Petiole subquadrate in lateral view, anterior margin straight, anteriorly inclined, shorter than posterior margin, dorsal margin weakly convex, highest posterad; posterior margin straight to very broadly convex; ventral process shaped as triangular lobe; node triangular in dorsal view; anterior margin convex, about half as wide as posterior margin, posterior margin mostly straight, lateral margin straight to weakly convex; postpetiolar anterior margin vertical in lateral view, with rounded angle separating broadly convex dorsal margin. Node and gaster smooth and shining; procoxa smooth and shining in lateral view; head, thorax, and most of abdomen dark brown to black; antenna, clypeus, mandibles, legs and apical gastral segments ferruginous to dark brown. Body with sparse short standing hairs, no appressed pilosity.

Type Material

Lattke (2011) - Lectotype workers: Guatemala, Quirigua, 13.i.1912, under log (W.M.Wheeler) (Museum of Comparative Zoology) [examined]. The type series are 3 point-mounted workers on a single pin.


References based on Global Ant Biodiversity Informatics

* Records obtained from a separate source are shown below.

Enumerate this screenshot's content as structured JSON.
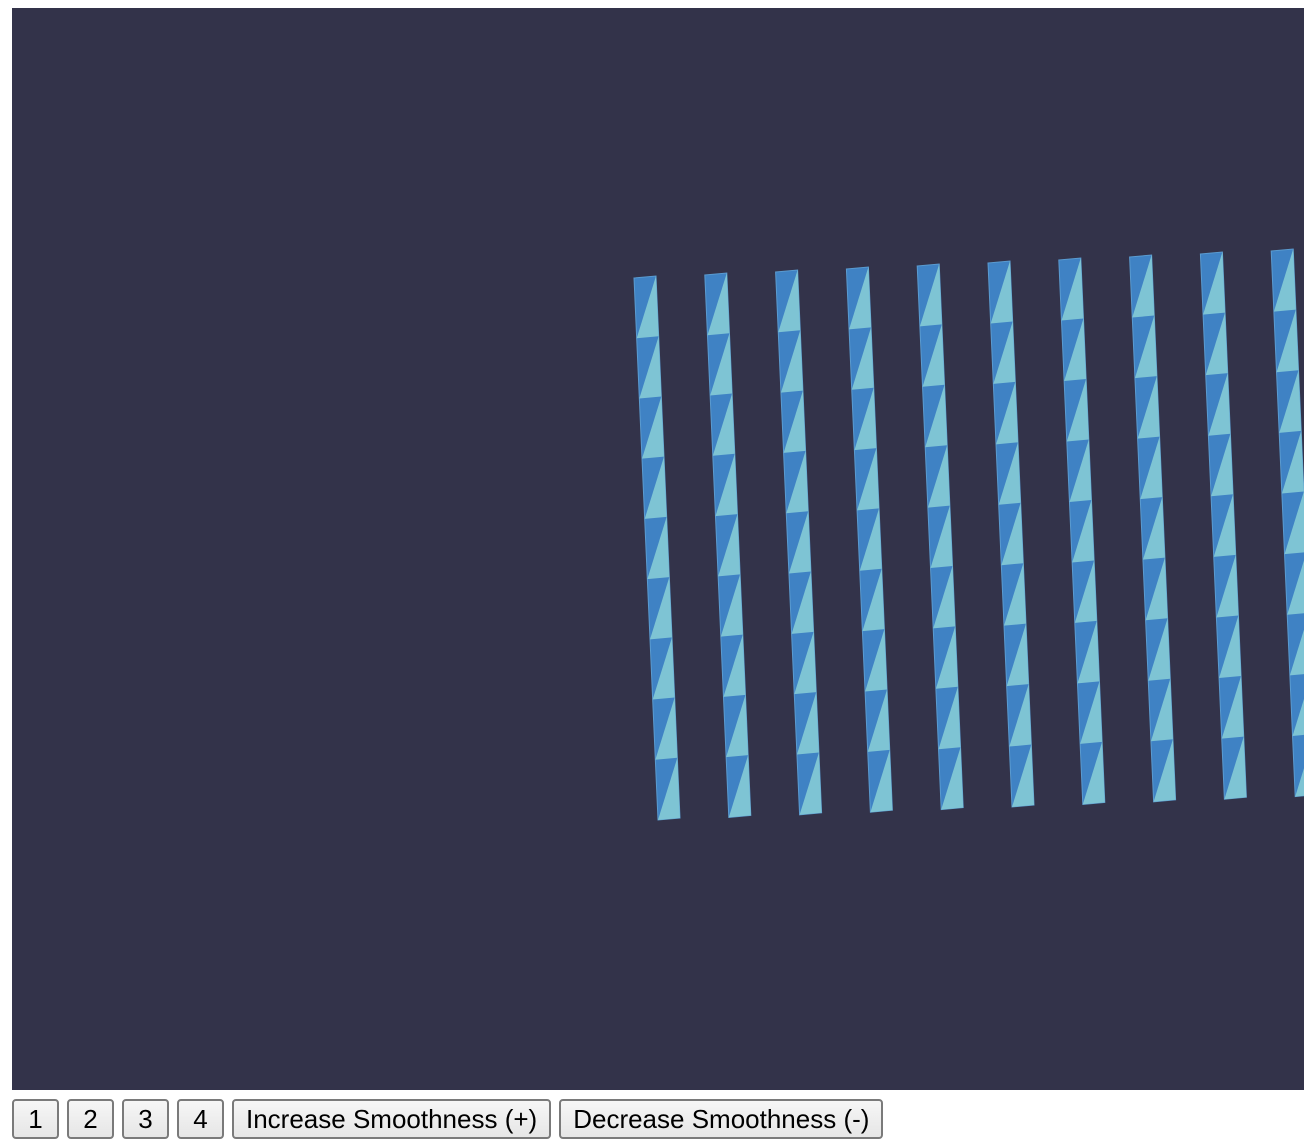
{
  "viewport": {
    "background": "#33334a",
    "colors": {
      "dark_face": "#3f82c4",
      "light_face": "#7ec4d4",
      "edge": "#5a9bd0"
    },
    "strip_count": 10
  },
  "toolbar": {
    "buttons": [
      {
        "label": "1",
        "name": "view-1-button"
      },
      {
        "label": "2",
        "name": "view-2-button"
      },
      {
        "label": "3",
        "name": "view-3-button"
      },
      {
        "label": "4",
        "name": "view-4-button"
      },
      {
        "label": "Increase Smoothness (+)",
        "name": "increase-smoothness-button"
      },
      {
        "label": "Decrease Smoothness (-)",
        "name": "decrease-smoothness-button"
      }
    ]
  }
}
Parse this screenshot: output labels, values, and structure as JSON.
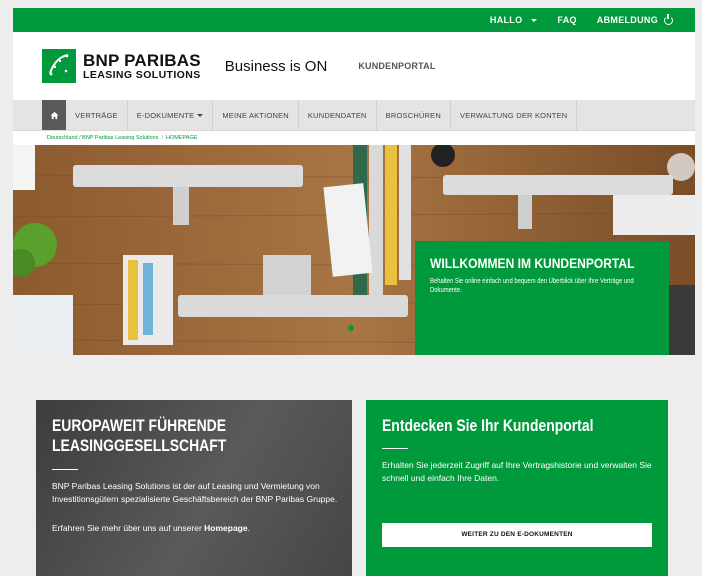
{
  "topbar": {
    "hallo": "HALLO",
    "faq": "FAQ",
    "logout": "ABMELDUNG"
  },
  "header": {
    "logo_line1": "BNP PARIBAS",
    "logo_line2": "LEASING SOLUTIONS",
    "tagline": "Business is ON",
    "portal": "KUNDENPORTAL"
  },
  "nav": {
    "items": [
      {
        "label": "VERTRÄGE"
      },
      {
        "label": "E-DOKUMENTE"
      },
      {
        "label": "MEINE AKTIONEN"
      },
      {
        "label": "KUNDENDATEN"
      },
      {
        "label": "BROSCHÜREN"
      },
      {
        "label": "VERWALTUNG DER KONTEN"
      }
    ]
  },
  "breadcrumb": {
    "part1": "Deutschland / BNP Paribas Leasing Solutions",
    "sep": "/",
    "current": "HOMEPAGE"
  },
  "hero": {
    "title": "WILLKOMMEN IM KUNDENPORTAL",
    "subtitle": "Behalten Sie online einfach und bequem den Überblick über Ihre Verträge und Dokumente."
  },
  "card_left": {
    "title_l1": "EUROPAWEIT FÜHRENDE",
    "title_l2": "LEASINGGESELLSCHAFT",
    "text": "BNP Paribas Leasing Solutions ist der auf Leasing und Vermietung von Investitionsgütern spezialisierte Geschäftsbereich der BNP Paribas Gruppe.",
    "more_prefix": "Erfahren Sie mehr über uns auf unserer ",
    "more_link": "Homepage",
    "more_suffix": "."
  },
  "card_right": {
    "title": "Entdecken Sie Ihr Kundenportal",
    "text": "Erhalten Sie jederzeit Zugriff auf Ihre Vertragshistorie und verwalten Sie schnell und einfach Ihre Daten.",
    "button": "WEITER ZU DEN E-DOKUMENTEN"
  },
  "colors": {
    "brand_green": "#009a3c",
    "nav_bg": "#e4e4e4",
    "dark_card": "#4a4a4a"
  }
}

  • Castano-Meneses, G., M. Vasquez-Bolanos, J. L. Navarrete-Heredia, G. A. Quiroz-Rocha, and I. Alcala-Martinez. 2015. Avances de Formicidae de Mexico. Universidad Nacional Autonoma de Mexico.
  • Dattilo W. et al. 2019. MEXICO ANTS: incidence and abundance along the Nearctic-Neotropical interface. Ecology https://doi.org/10.1002/ecy.2944
  • Lattke J. E. 2011. Revision of the New World species of the genus Leptogenys Roger (Insecta: Hymenoptera: Formicidae: Ponerinae). Arthropod Systematics and Phylogeny 69: 127-264
  • Mirmecofauna de la reserva ecologica de San Felipe Bacalar